- [What is being asked]:
In the listing that follows, find the lines with the string "subject" and report how many there are, without commentary.
##### Records supplied
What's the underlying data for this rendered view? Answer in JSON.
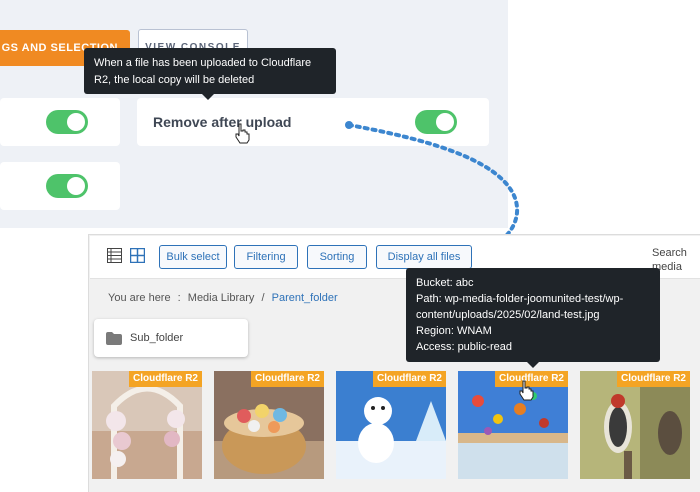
{
  "settings": {
    "tab_button_label": "GS AND SELECTION",
    "console_button_label": "VIEW CONSOLE",
    "remove_after_upload_label": "Remove after upload",
    "tooltip_text": "When a file has been uploaded to Cloudflare R2, the local copy will be deleted"
  },
  "toolbar": {
    "bulk_select": "Bulk select",
    "filtering": "Filtering",
    "sorting": "Sorting",
    "display_all": "Display all files",
    "search_label": "Search media"
  },
  "breadcrumb": {
    "prefix": "You are here",
    "sep1": ":",
    "root": "Media Library",
    "sep2": "/",
    "current": "Parent_folder"
  },
  "folder": {
    "name": "Sub_folder"
  },
  "info_tooltip": {
    "bucket": "Bucket: abc",
    "path_line1": "Path: wp-media-folder-joomunited-test/wp-",
    "path_line2": "content/uploads/2025/02/land-test.jpg",
    "region": "Region: WNAM",
    "access": "Access: public-read"
  },
  "thumbnails": [
    {
      "badge": "Cloudflare R2",
      "subject": "floral wedding arch"
    },
    {
      "badge": "Cloudflare R2",
      "subject": "basket of treats"
    },
    {
      "badge": "Cloudflare R2",
      "subject": "snowman"
    },
    {
      "badge": "Cloudflare R2",
      "subject": "hot air balloons"
    },
    {
      "badge": "Cloudflare R2",
      "subject": "woodpecker bird"
    }
  ],
  "colors": {
    "accent_orange": "#f08a22",
    "toggle_green": "#4ec36a",
    "link_blue": "#2e72b8",
    "badge_orange": "#f4a424",
    "tooltip_bg": "#1f2429",
    "connector_blue": "#3c86cf"
  }
}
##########
- [Answer to this task]:
5